_PROBLEM TO WORK ON_.
In the entries below, every line with the string "girl" is to be reported.

Source data:

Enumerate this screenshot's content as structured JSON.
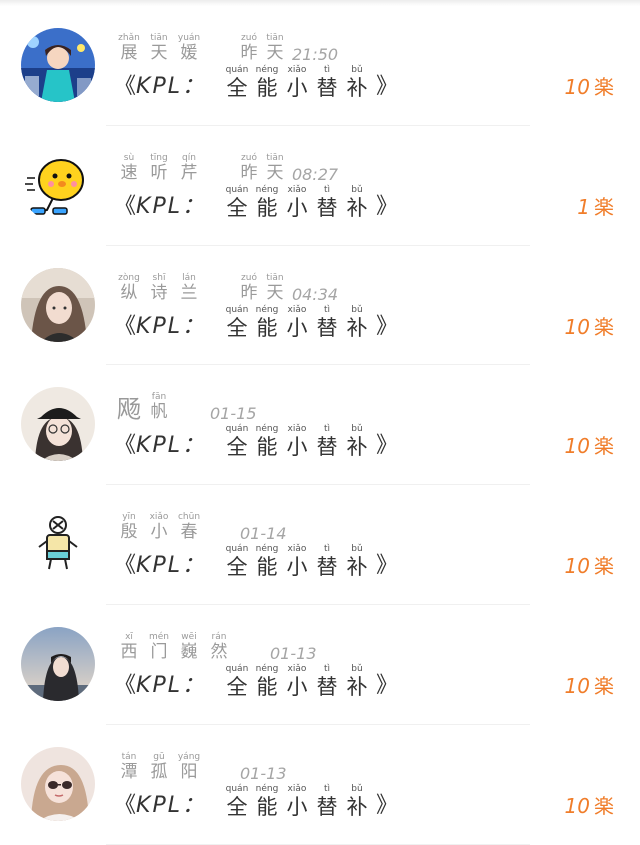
{
  "colors": {
    "count": "#f07d2a",
    "name": "#9a9a9a",
    "title": "#333333",
    "divider": "#f0f0f0"
  },
  "rows": [
    {
      "avatar_icon": "anime-boy-avatar",
      "name": [
        {
          "c": "展",
          "p": "zhǎn"
        },
        {
          "c": "天",
          "p": "tiān"
        },
        {
          "c": "媛",
          "p": "yuán"
        }
      ],
      "time": [
        {
          "c": "昨",
          "p": "zuó"
        },
        {
          "c": "天",
          "p": "tiān"
        },
        {
          "c": "21:50",
          "p": ""
        }
      ],
      "title": {
        "open": "《",
        "brand": "KPL：",
        "chars": [
          {
            "c": "全",
            "p": "quán"
          },
          {
            "c": "能",
            "p": "néng"
          },
          {
            "c": "小",
            "p": "xiǎo"
          },
          {
            "c": "替",
            "p": "tì"
          },
          {
            "c": "补",
            "p": "bǔ"
          }
        ],
        "close": "》"
      },
      "count": "10",
      "unit": "楽"
    },
    {
      "avatar_icon": "yellow-chick-avatar",
      "name": [
        {
          "c": "速",
          "p": "sù"
        },
        {
          "c": "听",
          "p": "tīng"
        },
        {
          "c": "芹",
          "p": "qín"
        }
      ],
      "time": [
        {
          "c": "昨",
          "p": "zuó"
        },
        {
          "c": "天",
          "p": "tiān"
        },
        {
          "c": "08:27",
          "p": ""
        }
      ],
      "title": {
        "open": "《",
        "brand": "KPL：",
        "chars": [
          {
            "c": "全",
            "p": "quán"
          },
          {
            "c": "能",
            "p": "néng"
          },
          {
            "c": "小",
            "p": "xiǎo"
          },
          {
            "c": "替",
            "p": "tì"
          },
          {
            "c": "补",
            "p": "bǔ"
          }
        ],
        "close": "》"
      },
      "count": "1",
      "unit": "楽"
    },
    {
      "avatar_icon": "girl-photo-avatar",
      "name": [
        {
          "c": "纵",
          "p": "zòng"
        },
        {
          "c": "诗",
          "p": "shī"
        },
        {
          "c": "兰",
          "p": "lán"
        }
      ],
      "time": [
        {
          "c": "昨",
          "p": "zuó"
        },
        {
          "c": "天",
          "p": "tiān"
        },
        {
          "c": "04:34",
          "p": ""
        }
      ],
      "title": {
        "open": "《",
        "brand": "KPL：",
        "chars": [
          {
            "c": "全",
            "p": "quán"
          },
          {
            "c": "能",
            "p": "néng"
          },
          {
            "c": "小",
            "p": "xiǎo"
          },
          {
            "c": "替",
            "p": "tì"
          },
          {
            "c": "补",
            "p": "bǔ"
          }
        ],
        "close": "》"
      },
      "count": "10",
      "unit": "楽"
    },
    {
      "avatar_icon": "girl-cap-avatar",
      "name": [
        {
          "c": "飏",
          "p": "",
          "big": true
        },
        {
          "c": "帆",
          "p": "fān"
        }
      ],
      "time": [
        {
          "c": "01-15",
          "p": ""
        }
      ],
      "title": {
        "open": "《",
        "brand": "KPL：",
        "chars": [
          {
            "c": "全",
            "p": "quán"
          },
          {
            "c": "能",
            "p": "néng"
          },
          {
            "c": "小",
            "p": "xiǎo"
          },
          {
            "c": "替",
            "p": "tì"
          },
          {
            "c": "补",
            "p": "bǔ"
          }
        ],
        "close": "》"
      },
      "count": "10",
      "unit": "楽"
    },
    {
      "avatar_icon": "cartoon-figure-avatar",
      "name": [
        {
          "c": "殷",
          "p": "yīn"
        },
        {
          "c": "小",
          "p": "xiǎo"
        },
        {
          "c": "春",
          "p": "chūn"
        }
      ],
      "time": [
        {
          "c": "01-14",
          "p": ""
        }
      ],
      "title": {
        "open": "《",
        "brand": "KPL：",
        "chars": [
          {
            "c": "全",
            "p": "quán"
          },
          {
            "c": "能",
            "p": "néng"
          },
          {
            "c": "小",
            "p": "xiǎo"
          },
          {
            "c": "替",
            "p": "tì"
          },
          {
            "c": "补",
            "p": "bǔ"
          }
        ],
        "close": "》"
      },
      "count": "10",
      "unit": "楽"
    },
    {
      "avatar_icon": "girl-sky-avatar",
      "name": [
        {
          "c": "西",
          "p": "xī"
        },
        {
          "c": "门",
          "p": "mén"
        },
        {
          "c": "巍",
          "p": "wēi"
        },
        {
          "c": "然",
          "p": "rán"
        }
      ],
      "time": [
        {
          "c": "01-13",
          "p": ""
        }
      ],
      "title": {
        "open": "《",
        "brand": "KPL：",
        "chars": [
          {
            "c": "全",
            "p": "quán"
          },
          {
            "c": "能",
            "p": "néng"
          },
          {
            "c": "小",
            "p": "xiǎo"
          },
          {
            "c": "替",
            "p": "tì"
          },
          {
            "c": "补",
            "p": "bǔ"
          }
        ],
        "close": "》"
      },
      "count": "10",
      "unit": "楽"
    },
    {
      "avatar_icon": "girl-sunglasses-avatar",
      "name": [
        {
          "c": "潭",
          "p": "tán"
        },
        {
          "c": "孤",
          "p": "gū"
        },
        {
          "c": "阳",
          "p": "yáng"
        }
      ],
      "time": [
        {
          "c": "01-13",
          "p": ""
        }
      ],
      "title": {
        "open": "《",
        "brand": "KPL：",
        "chars": [
          {
            "c": "全",
            "p": "quán"
          },
          {
            "c": "能",
            "p": "néng"
          },
          {
            "c": "小",
            "p": "xiǎo"
          },
          {
            "c": "替",
            "p": "tì"
          },
          {
            "c": "补",
            "p": "bǔ"
          }
        ],
        "close": "》"
      },
      "count": "10",
      "unit": "楽"
    }
  ]
}
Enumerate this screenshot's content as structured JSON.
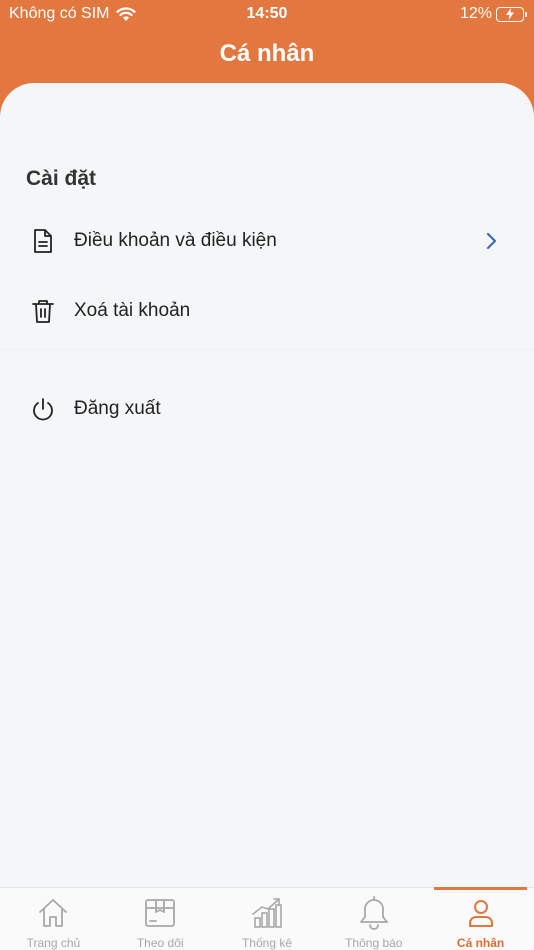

_EXERCISE SOLUTION_.
      "avatar_icon": "girl-photo-avatar",
      "avatar_icon": "girl-cap-avatar",
      "avatar_icon": "girl-sky-avatar",
      "avatar_icon": "girl-sunglasses-avatar",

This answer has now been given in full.